◆ **INSTRUCTIONS FOR THE TASK**:
Go through the records below and copy out every line holding "mode".

◆ **SOURCE DATA**:
___
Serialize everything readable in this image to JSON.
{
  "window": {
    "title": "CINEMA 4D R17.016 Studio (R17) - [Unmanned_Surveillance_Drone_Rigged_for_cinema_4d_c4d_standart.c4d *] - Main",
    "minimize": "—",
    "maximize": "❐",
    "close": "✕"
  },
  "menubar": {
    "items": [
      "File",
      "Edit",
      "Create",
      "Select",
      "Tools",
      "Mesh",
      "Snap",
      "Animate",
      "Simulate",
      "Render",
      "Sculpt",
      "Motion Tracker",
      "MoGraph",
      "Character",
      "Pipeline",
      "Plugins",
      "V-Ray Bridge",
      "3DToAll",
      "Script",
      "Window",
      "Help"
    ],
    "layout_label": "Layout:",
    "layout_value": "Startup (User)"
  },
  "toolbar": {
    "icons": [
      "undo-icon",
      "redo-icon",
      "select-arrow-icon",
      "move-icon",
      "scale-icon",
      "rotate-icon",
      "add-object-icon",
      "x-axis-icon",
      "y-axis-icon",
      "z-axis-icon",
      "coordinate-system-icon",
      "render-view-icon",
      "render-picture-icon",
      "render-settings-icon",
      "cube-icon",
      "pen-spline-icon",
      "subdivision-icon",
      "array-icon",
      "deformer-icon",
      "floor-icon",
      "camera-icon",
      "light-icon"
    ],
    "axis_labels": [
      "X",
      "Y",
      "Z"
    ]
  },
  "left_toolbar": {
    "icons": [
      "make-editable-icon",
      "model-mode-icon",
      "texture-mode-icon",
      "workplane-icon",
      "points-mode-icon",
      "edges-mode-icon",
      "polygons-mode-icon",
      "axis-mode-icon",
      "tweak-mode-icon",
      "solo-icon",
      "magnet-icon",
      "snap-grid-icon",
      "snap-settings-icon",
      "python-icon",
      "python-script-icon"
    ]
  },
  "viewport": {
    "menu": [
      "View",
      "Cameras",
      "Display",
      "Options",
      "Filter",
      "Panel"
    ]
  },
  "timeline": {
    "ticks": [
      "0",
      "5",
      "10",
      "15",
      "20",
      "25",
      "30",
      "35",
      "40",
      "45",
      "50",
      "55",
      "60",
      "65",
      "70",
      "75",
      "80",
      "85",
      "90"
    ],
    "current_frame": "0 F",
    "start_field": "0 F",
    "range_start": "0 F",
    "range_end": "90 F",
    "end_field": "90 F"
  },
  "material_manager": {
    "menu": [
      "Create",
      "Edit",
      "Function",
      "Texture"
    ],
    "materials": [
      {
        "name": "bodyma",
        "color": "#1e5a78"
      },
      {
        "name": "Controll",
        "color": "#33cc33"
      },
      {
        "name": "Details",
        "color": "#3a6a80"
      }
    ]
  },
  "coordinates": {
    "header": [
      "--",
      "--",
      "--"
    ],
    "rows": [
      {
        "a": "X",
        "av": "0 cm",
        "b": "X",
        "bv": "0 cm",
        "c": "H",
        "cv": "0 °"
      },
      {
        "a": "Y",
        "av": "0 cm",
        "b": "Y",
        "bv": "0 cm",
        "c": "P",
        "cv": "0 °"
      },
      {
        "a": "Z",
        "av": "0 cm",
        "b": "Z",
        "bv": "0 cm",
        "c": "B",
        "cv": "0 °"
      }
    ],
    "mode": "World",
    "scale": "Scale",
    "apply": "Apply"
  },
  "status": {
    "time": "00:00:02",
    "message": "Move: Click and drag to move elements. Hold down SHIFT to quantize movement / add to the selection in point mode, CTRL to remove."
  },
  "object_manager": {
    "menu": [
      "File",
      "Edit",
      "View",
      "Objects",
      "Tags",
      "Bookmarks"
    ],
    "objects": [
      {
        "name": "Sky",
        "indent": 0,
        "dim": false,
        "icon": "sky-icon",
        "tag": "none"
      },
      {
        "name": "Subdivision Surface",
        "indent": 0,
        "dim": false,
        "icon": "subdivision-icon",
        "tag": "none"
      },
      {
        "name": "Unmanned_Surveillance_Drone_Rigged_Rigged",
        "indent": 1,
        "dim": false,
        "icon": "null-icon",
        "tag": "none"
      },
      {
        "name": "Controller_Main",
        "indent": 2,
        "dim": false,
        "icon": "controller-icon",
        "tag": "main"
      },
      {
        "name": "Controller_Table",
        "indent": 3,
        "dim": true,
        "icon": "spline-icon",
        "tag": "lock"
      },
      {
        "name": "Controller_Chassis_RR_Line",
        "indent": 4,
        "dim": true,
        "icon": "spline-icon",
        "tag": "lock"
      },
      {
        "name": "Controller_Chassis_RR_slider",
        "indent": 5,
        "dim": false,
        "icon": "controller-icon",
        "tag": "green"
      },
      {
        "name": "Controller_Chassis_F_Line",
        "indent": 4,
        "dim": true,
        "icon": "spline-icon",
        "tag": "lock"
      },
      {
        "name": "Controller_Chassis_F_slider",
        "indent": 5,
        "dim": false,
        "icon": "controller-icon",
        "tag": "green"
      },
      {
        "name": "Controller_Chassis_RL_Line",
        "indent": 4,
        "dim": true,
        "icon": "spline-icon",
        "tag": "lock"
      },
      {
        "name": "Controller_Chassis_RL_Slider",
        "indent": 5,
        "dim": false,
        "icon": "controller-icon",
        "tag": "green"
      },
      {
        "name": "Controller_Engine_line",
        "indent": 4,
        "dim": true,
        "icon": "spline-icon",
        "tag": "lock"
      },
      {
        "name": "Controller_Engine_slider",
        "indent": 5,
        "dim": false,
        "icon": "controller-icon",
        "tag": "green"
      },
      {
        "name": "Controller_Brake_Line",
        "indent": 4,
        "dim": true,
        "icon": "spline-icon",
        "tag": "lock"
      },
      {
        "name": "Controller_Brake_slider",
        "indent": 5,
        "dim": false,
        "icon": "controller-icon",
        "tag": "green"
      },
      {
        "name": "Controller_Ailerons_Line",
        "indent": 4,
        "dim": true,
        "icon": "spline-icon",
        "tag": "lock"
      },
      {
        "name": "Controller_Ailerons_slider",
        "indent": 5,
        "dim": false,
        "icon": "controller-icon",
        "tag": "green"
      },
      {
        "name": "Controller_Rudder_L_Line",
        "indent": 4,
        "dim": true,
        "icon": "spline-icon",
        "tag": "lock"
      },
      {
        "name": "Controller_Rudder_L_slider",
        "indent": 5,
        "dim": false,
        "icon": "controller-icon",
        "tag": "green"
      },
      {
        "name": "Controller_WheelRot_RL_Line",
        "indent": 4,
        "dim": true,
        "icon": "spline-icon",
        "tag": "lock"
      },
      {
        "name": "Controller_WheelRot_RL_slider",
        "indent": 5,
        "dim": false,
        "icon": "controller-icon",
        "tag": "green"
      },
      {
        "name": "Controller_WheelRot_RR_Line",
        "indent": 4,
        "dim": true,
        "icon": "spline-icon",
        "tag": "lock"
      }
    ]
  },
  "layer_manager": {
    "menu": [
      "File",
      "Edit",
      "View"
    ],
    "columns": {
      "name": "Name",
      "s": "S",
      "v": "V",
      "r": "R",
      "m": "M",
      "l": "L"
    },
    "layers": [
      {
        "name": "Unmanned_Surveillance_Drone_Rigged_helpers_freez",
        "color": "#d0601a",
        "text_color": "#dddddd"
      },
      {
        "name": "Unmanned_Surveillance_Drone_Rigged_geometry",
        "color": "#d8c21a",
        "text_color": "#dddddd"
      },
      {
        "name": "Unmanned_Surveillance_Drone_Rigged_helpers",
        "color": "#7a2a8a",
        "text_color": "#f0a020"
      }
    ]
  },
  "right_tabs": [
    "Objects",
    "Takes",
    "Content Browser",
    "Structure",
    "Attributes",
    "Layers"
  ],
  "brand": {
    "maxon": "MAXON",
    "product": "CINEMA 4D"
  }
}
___
◆ **TASK RESPONSE**:
      "model-mode-icon",
      "texture-mode-icon",
      "points-mode-icon",
      "edges-mode-icon",
      "polygons-mode-icon",
      "axis-mode-icon",
      "tweak-mode-icon",
    "mode": "World",
    "message": "Move: Click and drag to move elements. Hold down SHIFT to quantize movement / add to the selection in point mode, CTRL to remove."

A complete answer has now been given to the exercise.